What to do:
Look over the listing below and work out how many lines have the word "description". Write only that number.

Dataset records:
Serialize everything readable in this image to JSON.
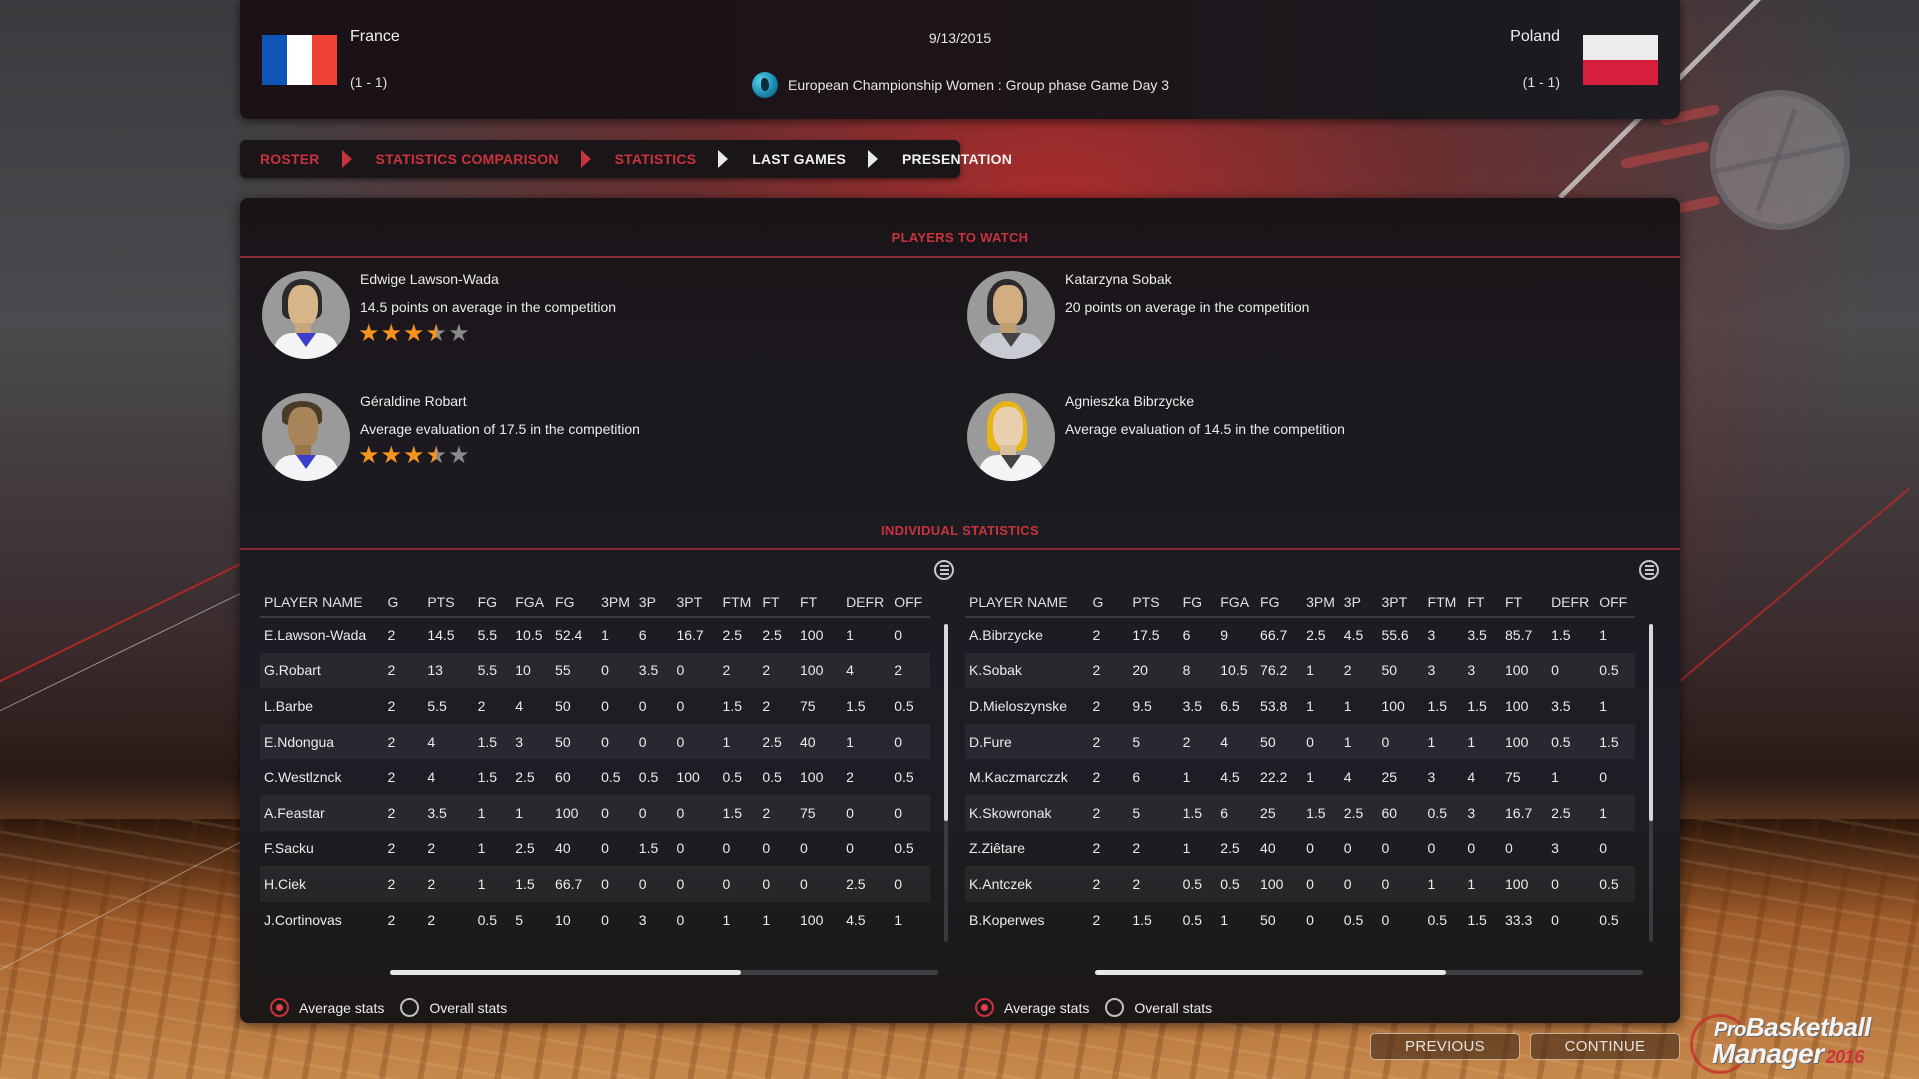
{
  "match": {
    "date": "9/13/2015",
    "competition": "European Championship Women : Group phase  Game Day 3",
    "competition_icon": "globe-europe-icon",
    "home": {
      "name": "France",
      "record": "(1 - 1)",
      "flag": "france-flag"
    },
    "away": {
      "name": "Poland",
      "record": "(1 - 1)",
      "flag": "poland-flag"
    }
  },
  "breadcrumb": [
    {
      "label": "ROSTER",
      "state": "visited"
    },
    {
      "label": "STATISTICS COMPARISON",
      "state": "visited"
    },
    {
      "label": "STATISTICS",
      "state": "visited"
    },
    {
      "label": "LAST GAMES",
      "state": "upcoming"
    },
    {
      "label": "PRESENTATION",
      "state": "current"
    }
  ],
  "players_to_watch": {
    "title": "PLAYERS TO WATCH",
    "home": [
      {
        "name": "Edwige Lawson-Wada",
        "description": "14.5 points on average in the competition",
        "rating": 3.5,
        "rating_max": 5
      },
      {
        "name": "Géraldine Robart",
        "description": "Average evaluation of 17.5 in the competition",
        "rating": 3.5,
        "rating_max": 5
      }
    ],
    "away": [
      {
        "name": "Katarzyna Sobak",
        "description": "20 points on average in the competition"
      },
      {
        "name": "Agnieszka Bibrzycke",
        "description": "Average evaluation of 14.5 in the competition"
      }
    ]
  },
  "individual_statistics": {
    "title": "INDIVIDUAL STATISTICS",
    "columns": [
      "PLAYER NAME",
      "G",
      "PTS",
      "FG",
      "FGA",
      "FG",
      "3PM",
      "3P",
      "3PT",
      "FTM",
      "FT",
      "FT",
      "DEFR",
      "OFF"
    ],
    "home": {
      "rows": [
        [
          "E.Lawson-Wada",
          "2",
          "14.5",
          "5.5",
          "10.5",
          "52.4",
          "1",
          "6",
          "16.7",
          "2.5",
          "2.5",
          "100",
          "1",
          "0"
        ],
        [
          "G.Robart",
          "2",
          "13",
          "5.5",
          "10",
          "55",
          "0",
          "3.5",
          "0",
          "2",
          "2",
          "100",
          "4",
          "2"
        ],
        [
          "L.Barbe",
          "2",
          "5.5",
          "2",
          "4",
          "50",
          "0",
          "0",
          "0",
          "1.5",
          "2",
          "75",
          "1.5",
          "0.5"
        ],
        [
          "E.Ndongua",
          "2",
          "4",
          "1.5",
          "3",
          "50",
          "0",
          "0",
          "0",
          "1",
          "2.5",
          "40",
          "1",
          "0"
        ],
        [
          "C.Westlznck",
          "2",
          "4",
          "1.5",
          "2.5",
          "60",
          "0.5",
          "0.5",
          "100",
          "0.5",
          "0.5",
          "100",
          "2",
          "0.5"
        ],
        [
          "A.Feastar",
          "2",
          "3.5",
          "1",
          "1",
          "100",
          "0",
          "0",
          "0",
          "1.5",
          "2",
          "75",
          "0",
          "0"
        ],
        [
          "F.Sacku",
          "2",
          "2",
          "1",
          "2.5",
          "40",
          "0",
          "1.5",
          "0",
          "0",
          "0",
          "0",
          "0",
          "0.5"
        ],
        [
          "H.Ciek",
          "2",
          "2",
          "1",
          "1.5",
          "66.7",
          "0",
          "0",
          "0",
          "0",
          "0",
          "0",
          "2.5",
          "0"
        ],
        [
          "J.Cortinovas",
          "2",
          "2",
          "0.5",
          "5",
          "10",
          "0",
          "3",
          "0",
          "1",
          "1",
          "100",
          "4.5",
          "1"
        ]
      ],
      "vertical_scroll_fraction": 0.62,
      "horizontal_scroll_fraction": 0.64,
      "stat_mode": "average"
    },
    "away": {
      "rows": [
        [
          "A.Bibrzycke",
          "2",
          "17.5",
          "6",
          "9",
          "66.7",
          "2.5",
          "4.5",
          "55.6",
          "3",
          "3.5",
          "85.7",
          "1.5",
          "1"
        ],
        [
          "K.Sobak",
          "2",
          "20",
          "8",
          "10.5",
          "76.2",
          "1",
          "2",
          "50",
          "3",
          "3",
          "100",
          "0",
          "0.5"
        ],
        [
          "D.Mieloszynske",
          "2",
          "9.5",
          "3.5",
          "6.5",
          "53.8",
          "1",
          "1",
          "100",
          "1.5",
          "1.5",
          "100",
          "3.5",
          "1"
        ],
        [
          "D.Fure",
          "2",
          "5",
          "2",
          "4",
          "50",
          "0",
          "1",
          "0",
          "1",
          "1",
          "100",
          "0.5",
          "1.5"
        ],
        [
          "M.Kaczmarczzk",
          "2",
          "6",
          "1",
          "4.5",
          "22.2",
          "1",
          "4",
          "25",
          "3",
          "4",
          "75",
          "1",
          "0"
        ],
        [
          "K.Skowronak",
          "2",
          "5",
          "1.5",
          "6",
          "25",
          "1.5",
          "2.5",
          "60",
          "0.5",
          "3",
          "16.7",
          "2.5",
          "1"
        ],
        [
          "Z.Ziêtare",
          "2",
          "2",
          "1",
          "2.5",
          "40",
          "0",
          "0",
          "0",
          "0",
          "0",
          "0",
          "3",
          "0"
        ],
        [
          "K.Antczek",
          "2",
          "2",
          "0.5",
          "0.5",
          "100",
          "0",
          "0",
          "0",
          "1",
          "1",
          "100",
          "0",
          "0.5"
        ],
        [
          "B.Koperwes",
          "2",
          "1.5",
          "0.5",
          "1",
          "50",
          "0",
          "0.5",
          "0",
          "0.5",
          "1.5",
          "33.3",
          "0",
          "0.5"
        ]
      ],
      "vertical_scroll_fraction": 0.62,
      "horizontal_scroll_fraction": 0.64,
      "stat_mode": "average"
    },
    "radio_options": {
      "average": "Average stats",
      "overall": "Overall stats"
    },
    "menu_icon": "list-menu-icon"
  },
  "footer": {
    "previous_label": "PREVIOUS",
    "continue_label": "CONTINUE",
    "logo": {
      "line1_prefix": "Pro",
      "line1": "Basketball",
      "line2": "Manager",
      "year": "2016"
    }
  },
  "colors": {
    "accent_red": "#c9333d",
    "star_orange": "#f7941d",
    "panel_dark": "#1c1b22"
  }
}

Reply to the exercise:
4